» Exercise instructions
Return each line of the listing that contains the string "location".

» Exercise data
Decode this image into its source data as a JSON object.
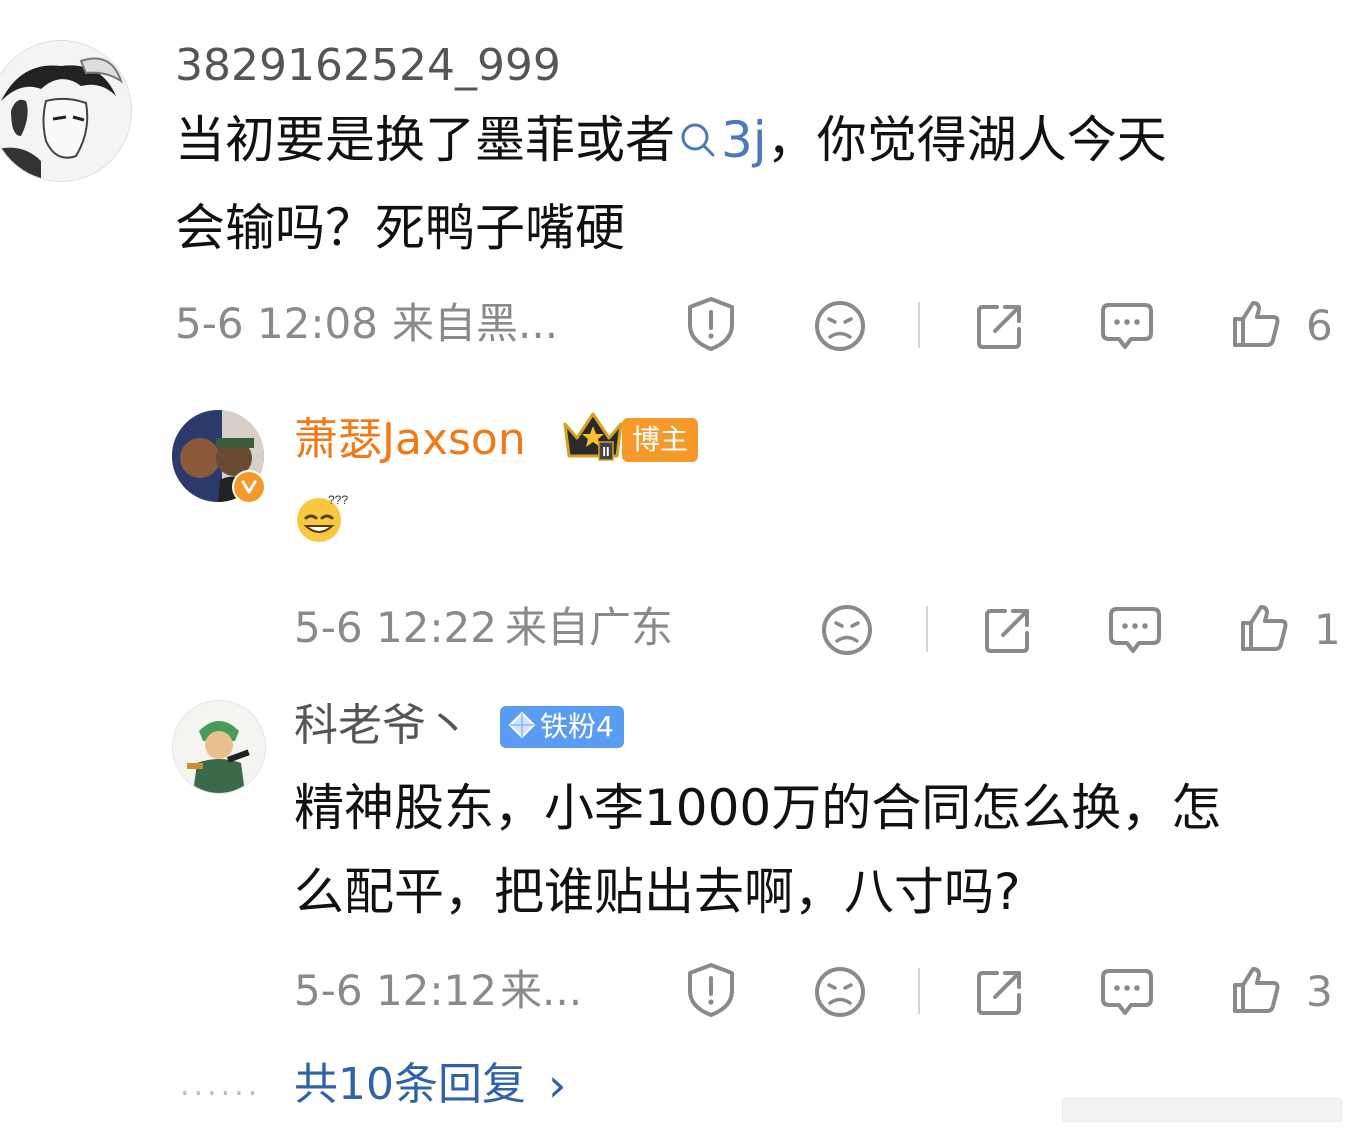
{
  "comments": [
    {
      "username": "3829162524_999",
      "text_before": "当初要是换了墨菲或者",
      "topic": "3j",
      "text_line1_after": "，你觉得湖人今天",
      "text_line2": "会输吗？死鸭子嘴硬",
      "time": "5-6 12:08",
      "location": "来自黑...",
      "like_count": "6"
    },
    {
      "username": "萧瑟Jaxson",
      "badge": "博主",
      "badge_level": "II",
      "time": "5-6 12:22",
      "location": "来自广东",
      "like_count": "1"
    },
    {
      "username": "科老爷丶",
      "badge": "铁粉4",
      "text_line1": "精神股东，小李1000万的合同怎么换，怎",
      "text_line2": "么配平，把谁贴出去啊，八寸吗?",
      "time": "5-6 12:12",
      "location": "来...",
      "like_count": "3"
    }
  ],
  "footer": {
    "ellipsis": "......",
    "more_replies": "共10条回复",
    "chevron": "›"
  },
  "icons": [
    "report-icon",
    "dislike-icon",
    "share-icon",
    "comment-icon",
    "like-icon",
    "avatar-verified-icon",
    "crown-icon",
    "diamond-icon",
    "emoji-icon"
  ],
  "colors": {
    "orange_name": "#f07a1a",
    "topic_blue": "#4a7bb8",
    "link_blue": "#2f62a8",
    "badge_orange": "#f59a2a",
    "badge_blue": "#5b9cf3"
  }
}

» Answer below
      "location": "来自黑...",
      "location": "来自广东",
      "location": "来...",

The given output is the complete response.